It's one thing--a difficult thing, at that--to teach a class of high school students one particular subject. But what about teaching a class of special education students a variety of subjects at a variety of teaching levels? That was the responsibility of June Weston, and she accomplished it with good software and exceptional pedagogy.
Software developer Serotek Corp. has announced a new program for blind and visually impaired students called Keys for K-12. The program provides the company's System Access Mobile software for text to speech and screen magnification free of charge through an annual licensing program.
Pennsylvania State University is launching a new teacher professional development program aimed at helping teachers address the needs of disabled students in general education classrooms. With Internet-delivered video lectures and online collaboration tools for participants, the program is open to current and prospective teachers around the country.
AutoSkill International announced last week that its Academy of Reading has been selected by the Texas Education Agency (TEA) for inclusion in its Intensive Reading Instruction grant. The announcement will allow schools eligible for the grant to choose AutoSkill's reading intervention solution for use in their programs.
At the NECC 2008 conference this week, Spectrum K12 School Solutions debuted a new software solution for managing individualized learning called Exceed/RTI ("response to intervention").
Students who have physical, cognitive, sensory, and learning disabilities might find learning mathematics particularly challenging. Appropriate accommodations and technology can help them learn and demonstrate their mastery of mathematics just like anyone else. Unfortunately, software might lack features and learning supports that make it fully accessible to all learners.

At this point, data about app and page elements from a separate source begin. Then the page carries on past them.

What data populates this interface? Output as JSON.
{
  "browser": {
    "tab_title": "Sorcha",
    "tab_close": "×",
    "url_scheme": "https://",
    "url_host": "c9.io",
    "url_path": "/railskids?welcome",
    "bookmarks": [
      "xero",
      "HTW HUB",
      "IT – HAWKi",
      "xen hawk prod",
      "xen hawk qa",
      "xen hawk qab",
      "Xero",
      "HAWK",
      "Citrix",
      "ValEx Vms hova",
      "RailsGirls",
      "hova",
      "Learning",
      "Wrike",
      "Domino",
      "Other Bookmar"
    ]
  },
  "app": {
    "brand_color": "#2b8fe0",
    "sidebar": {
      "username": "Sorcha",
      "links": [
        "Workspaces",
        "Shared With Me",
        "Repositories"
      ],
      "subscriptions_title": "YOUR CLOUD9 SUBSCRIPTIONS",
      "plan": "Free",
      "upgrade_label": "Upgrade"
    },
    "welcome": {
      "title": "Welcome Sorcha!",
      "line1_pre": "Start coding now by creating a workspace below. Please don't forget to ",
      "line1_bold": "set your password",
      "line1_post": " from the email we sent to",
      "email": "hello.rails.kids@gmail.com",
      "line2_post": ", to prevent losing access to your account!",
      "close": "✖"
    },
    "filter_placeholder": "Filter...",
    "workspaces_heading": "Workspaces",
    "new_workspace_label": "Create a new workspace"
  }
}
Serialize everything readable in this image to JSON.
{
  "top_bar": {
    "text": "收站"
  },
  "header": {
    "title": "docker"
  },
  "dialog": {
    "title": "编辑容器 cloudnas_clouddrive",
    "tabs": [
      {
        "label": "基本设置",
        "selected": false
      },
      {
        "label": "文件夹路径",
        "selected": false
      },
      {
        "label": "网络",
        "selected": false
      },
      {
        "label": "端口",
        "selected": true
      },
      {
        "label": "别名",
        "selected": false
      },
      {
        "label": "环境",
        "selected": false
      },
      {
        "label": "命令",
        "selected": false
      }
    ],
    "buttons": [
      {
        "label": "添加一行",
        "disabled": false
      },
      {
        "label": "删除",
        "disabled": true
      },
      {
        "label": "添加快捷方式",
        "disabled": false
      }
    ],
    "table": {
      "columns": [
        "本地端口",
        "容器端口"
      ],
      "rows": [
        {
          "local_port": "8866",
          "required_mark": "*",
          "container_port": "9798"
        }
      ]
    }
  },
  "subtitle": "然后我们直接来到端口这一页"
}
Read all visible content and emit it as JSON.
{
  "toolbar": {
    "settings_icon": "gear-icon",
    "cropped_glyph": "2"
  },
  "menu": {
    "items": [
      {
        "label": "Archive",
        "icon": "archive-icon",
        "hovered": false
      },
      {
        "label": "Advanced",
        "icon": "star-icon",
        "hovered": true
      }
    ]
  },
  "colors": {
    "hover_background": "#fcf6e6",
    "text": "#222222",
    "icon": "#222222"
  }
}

Five school districts announced this week that they're deploying student information systems and special education management systems from SunGard Public Sector.
Students can have a range of physical, cognitive, sensory, and learning disabilities that affect their entire lives. Any of these might pose unique academic challenges, particularly when learning mathematics. The good news is that technology is removing barriers for the education of students with disabilities in regular classrooms. Unfortunately, not all software is based on principles of universal design.
Seventy schools in Orange County, California will be receiving free math instructional software and professional development, thanks to a $10 million, five-year program from the Orange County Math Initiative.
Metro Nashville Public Schools in Tennessee this week announced that it's adopting an alternative high school program. The district voted to contract with Educational Services of America for its technology-assisted educational program, Ombudsman, as part of its goal of reaching 100 percent graduation by 2014.